The role of community health workers in the South African public healthcare system has been unclear and controversial. How many do we need? What exactly should their role be? Who should employ them? What should they be paid? Is there good evidence to inform policy? Sasha Stevenson of SECTION27 lead Spotlight’s in-depth investigation into these pressing questions.
By Nomatter Ndebele – Following a 10 000-strong activist march on the first day of the International AIDS conference in Durban, the Treatment Action Campaign and SECTION27 hosted a press conference to outline the strategy of the activist groups beyond the conference.
By Vuyiseka Dubula – I was just months away from knowing my own HIV status when, in the year 2000, the people took over the streets of Durban marking a revolution to come. Although I was not present in Durban for that year’s AIDS conference – I was already connected to the struggle.
By Nomatter Ndebele – For the past 17 years, 55-year old Doris Ntuli has worked as a community caregiver (CCG) in the community of Sweetwaters, in Pietermaritzburg, Durban. In that time Ntuli has only received a pay increase of R300 (US$20). Her total monthly income is R1500 (US$95).

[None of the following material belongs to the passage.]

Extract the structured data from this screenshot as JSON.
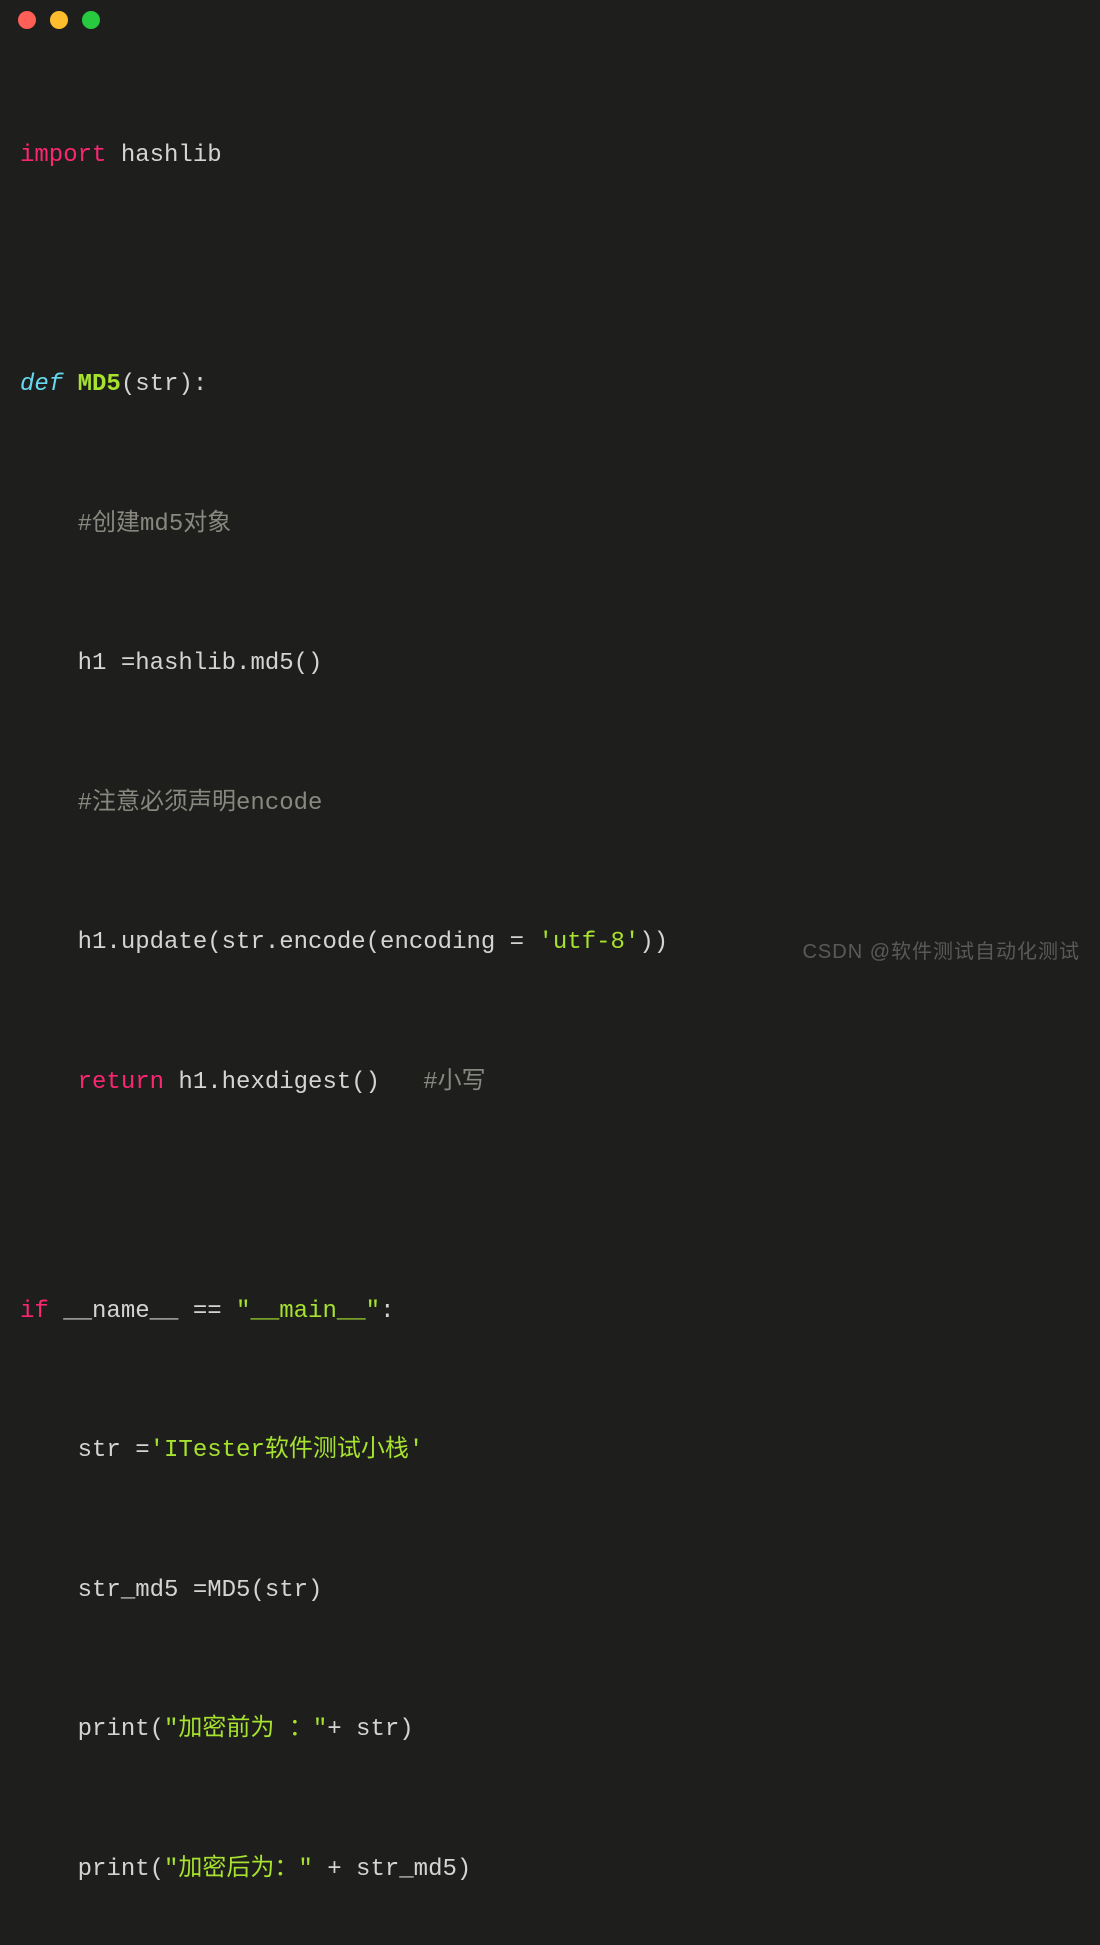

By Ufrieda Ho – Back in the mid-90s, Angelina Manale Mookadi had dreams of becoming a nurse. “I thought it was a profession I could afford because the government was going to help me pay for my studies. And I always wanted to help my community,” she says, sitting in the kitchen of her home in Tsephong, outside of Welkom, in the Free State.